A 55-year-old man with chronic liver disease and severe cough was recently rushed to the intensive care unit of the Covid-19 hospital in Karnataka’s Bagalkot district. As he tested positive and his condition deteriorated, doctors feared that he might succumb to the pandemic just like the hospital's first critical patient who was admitted in March. This man, however, survived. A team of specialist doctors from Bengaluru, who are part of the state’s Tele ICU initiative, helped doctors in Bagalkot treat the patient. “The patient was a former alcoholic and was in a critical state,” said Dr Chandrakant Javali, senior specialist physician in Bagalkot. “But Tele ICU helped save the patient. I feel I would not have lost the first patient if Tele ICU had been there earlier.”
For doctors in peripheral hospitals who battle limited infrastructure and poor access to treatment protocols, Tele ICU has been a boon. Set up in mid-April, Tele ICU is an online facility to treat critically ill patients in remote areas with the help of off-site experts and technology. The state government has roped in two private hospitals—Columbia Asia and Manipal Hospitals in Bengaluru—to act as the nerve centre of 29 district hospitals designated as Covid-19 hospitals. Tele ICU has pulmonologists, intensivists and critical care experts conducting e-rounds to monitor critical cases in remote areas twice a day.
Karnataka has had 1,568 high-risk patients; 749 of them have been discharged and 755 are being treated. Out of the 207 deaths reported till June 15, eight patients were brought dead. A good number of cases were late referrals from private hospitals.
“Covid-19 is a unique disease because at least 50 per cent of patients appear very normal, but suffer sudden deterioration because of silent hypoxemia (dip in oxygen level in blood), which can be fatal,” said Dr Pradeep Rangappa, who is heading Tele ICU’s Columbia Asia unit. “As low oxygen in blood goes unnoticed if not tested, we identified certain alarm markers or predictive variables for Covid-19 patients. Blood tests help us monitor these alarm indicators. Early indication helps in early intervention, which in turn reduces mortality.”

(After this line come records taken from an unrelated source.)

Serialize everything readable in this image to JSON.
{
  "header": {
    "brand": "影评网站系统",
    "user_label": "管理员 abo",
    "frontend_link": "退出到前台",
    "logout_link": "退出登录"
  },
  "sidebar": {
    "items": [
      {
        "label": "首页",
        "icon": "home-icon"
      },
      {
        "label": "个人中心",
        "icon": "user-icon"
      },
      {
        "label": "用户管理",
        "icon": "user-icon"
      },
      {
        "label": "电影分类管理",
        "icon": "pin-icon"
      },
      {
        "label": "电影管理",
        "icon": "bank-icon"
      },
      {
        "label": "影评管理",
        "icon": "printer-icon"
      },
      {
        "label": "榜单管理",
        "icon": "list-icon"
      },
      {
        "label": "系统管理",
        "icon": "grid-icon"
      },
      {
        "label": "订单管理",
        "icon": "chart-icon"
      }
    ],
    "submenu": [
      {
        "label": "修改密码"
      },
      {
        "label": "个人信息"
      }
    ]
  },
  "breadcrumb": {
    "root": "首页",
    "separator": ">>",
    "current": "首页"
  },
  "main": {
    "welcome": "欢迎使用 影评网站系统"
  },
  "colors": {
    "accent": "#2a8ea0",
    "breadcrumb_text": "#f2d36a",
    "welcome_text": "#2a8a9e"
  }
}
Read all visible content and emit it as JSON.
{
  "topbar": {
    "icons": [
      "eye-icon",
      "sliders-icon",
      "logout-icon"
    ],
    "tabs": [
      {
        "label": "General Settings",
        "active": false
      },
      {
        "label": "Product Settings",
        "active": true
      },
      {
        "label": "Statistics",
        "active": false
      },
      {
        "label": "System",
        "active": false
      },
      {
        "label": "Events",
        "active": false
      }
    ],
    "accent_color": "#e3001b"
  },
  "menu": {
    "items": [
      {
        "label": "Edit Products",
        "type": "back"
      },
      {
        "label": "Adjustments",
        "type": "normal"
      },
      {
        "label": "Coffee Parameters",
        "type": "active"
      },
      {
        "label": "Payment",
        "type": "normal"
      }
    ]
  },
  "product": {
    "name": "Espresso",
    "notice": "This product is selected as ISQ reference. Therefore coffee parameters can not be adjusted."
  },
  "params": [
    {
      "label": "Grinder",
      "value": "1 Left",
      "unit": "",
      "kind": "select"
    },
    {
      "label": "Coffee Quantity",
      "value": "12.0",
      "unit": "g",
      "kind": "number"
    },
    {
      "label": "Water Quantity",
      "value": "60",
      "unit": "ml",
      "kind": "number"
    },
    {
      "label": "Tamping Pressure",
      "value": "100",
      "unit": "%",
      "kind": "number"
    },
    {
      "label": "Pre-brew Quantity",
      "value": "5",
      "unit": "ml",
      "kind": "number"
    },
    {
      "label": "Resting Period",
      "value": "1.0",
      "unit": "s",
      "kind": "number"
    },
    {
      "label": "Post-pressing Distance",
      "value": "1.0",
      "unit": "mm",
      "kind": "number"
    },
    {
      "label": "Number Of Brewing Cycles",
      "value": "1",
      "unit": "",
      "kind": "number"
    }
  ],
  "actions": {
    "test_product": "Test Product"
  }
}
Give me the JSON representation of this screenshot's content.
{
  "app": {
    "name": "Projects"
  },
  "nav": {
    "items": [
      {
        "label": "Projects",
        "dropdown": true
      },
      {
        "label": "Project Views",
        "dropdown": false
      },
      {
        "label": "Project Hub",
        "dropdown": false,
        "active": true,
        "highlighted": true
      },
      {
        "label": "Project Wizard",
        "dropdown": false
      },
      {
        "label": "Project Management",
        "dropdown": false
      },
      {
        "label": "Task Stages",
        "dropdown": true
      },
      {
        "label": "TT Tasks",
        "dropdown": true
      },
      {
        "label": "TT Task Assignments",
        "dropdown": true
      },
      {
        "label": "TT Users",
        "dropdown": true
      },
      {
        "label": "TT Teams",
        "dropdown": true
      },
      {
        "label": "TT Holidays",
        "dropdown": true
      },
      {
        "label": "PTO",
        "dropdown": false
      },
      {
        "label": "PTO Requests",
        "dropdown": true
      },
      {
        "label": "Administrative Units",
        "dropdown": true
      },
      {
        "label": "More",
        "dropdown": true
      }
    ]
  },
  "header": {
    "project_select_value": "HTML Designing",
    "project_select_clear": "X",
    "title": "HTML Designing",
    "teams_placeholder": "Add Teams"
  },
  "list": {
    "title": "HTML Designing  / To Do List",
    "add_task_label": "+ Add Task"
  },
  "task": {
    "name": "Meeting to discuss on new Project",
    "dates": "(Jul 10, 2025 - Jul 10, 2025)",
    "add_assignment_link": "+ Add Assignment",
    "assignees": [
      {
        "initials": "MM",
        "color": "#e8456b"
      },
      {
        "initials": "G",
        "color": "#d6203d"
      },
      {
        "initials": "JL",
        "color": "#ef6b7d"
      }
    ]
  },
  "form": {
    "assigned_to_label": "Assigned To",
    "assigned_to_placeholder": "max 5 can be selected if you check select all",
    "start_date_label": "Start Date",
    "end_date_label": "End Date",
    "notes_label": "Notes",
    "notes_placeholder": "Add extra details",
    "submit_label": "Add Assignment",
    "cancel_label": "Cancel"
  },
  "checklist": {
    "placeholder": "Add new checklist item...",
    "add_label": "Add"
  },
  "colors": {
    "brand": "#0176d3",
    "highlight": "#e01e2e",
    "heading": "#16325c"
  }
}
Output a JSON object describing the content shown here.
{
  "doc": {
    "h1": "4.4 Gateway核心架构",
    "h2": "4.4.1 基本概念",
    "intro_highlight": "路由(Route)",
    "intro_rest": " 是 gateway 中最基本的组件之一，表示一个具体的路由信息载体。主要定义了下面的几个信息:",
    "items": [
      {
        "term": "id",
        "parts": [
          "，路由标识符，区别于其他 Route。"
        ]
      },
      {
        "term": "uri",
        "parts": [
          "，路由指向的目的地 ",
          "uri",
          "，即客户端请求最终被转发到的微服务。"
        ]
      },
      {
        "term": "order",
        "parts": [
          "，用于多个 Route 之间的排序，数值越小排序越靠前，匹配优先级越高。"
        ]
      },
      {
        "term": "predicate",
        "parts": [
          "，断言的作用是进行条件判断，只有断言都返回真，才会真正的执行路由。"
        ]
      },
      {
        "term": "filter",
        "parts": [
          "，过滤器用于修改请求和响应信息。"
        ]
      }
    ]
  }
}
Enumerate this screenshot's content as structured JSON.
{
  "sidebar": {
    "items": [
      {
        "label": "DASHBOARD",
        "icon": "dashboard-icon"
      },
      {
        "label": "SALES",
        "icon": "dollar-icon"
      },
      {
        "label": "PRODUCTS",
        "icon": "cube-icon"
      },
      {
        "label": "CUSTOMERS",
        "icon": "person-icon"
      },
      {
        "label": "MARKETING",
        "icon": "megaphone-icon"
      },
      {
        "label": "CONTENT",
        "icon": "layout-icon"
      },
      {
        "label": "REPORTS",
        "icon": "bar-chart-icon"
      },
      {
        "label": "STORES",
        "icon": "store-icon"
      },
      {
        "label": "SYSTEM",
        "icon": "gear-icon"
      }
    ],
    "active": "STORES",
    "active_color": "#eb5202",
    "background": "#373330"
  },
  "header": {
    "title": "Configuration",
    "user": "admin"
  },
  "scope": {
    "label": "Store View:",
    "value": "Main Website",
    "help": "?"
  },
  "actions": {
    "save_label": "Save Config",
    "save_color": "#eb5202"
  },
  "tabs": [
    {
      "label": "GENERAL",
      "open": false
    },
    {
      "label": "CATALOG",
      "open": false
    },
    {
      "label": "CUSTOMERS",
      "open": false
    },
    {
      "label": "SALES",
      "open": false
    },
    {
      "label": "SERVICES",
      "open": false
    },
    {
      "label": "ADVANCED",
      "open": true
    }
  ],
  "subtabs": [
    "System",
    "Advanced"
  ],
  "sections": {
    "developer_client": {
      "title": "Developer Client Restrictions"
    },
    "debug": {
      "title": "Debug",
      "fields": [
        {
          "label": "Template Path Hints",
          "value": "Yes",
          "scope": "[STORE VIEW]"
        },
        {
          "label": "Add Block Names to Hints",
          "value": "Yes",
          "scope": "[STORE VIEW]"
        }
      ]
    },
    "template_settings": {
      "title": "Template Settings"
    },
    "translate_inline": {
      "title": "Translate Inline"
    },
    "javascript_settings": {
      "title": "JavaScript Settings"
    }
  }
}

Dr Trilok Chandra, Tele ICU’s chief nodal officer, said high-risk groups—like the elderly, patients with co-morbidities, children and pregnant women—needed a critical care support unit. But setting up Tele ICU was challenging, as most government hospitals did not have well-equipped ICUs or the expertise to handle a new disease like Covid-19. “First, we standardised the checklist so that all hospitals followed the same set of parameters for investigation, monitoring and treatment,” said Chandra. “We homogenised the care and identified alarm markers. The state-level expert committee came up with treatment protocols and standard operating procedures from time to time. The government also upgraded the ICUs in hospitals to provide bedside dialysis, X-ray and oxygen facilities. During the weekly videoconferences, the specialists guided the remote hospitals to make necessary changes to their ICUs or treatment protocol.”
The 257-bed district hospital in Bagalkot, which has 43 ICU beds, 24 doctors and 100 staff nurses, was upgraded. “We procured pulse oximeters and non-invasive ventilators, and trained our staff on safety measures. Tele ICU has dramatically changed the outcomes, as it has helped in constant monitoring and early intervention,” said Javali.
Rangappa said the initiative clicked because on-site and off-site experts worked cohesively. “The network of more than 150 doctors working across 29 hospitals subscribed to the concept,”he said. “The knowledge transfer brought transformative change in treatment protocols and practice patterns, empowering bedside doctors to adopt standard operating procedures and train their staff. The involvement of the bedside doctor in decision-making helped shape effective treatment, as patients came in with challenging and multiple complications.”
Tele ICUs have helped doctors adapt new technologies; for instance, non-invasive ventilation is more effective than invasive ventilation in critical cases. “We started monitoring all patients with pulse oximeter, as a sudden dip in oxygen levels can be dangerous,” said Chandra. “Patients were monitored using finger clip oximeter, which gives an alert the moment the oxygen level goes below the threshold. This has improved the chances of survival. Our endeavour is to prevent patients from reaching the ventilator stage with early identification and therapeutic interventions.”
The Covid-19 death rate in Karnataka is one of the lowest in India. “The Karnataka model of Tele ICU can be replicated by other states reporting high Covid-related mortality,” said Rangappa. “However, deaths can be averted not just by doctors or treatment, but by the behaviour of people as well.”
With the easing of the lockdown, the government is expecting a surge in the number of critical cases. It has enhanced facilities in ICUs and isolation wards, and formed district-level “therapeutic committees” involving specialists in private hospitals.
“The state is encouraging reverse quarantine—confining only the vulnerable groups to home—children under 10, persons above 55, and those with co-morbidities,” said Chandra. “We are also conducting household surveys to detect the cases early. We are also sensitising private hospitals to refer symptomatic patients to the designated health facility, or follow the standard treatment protocol.”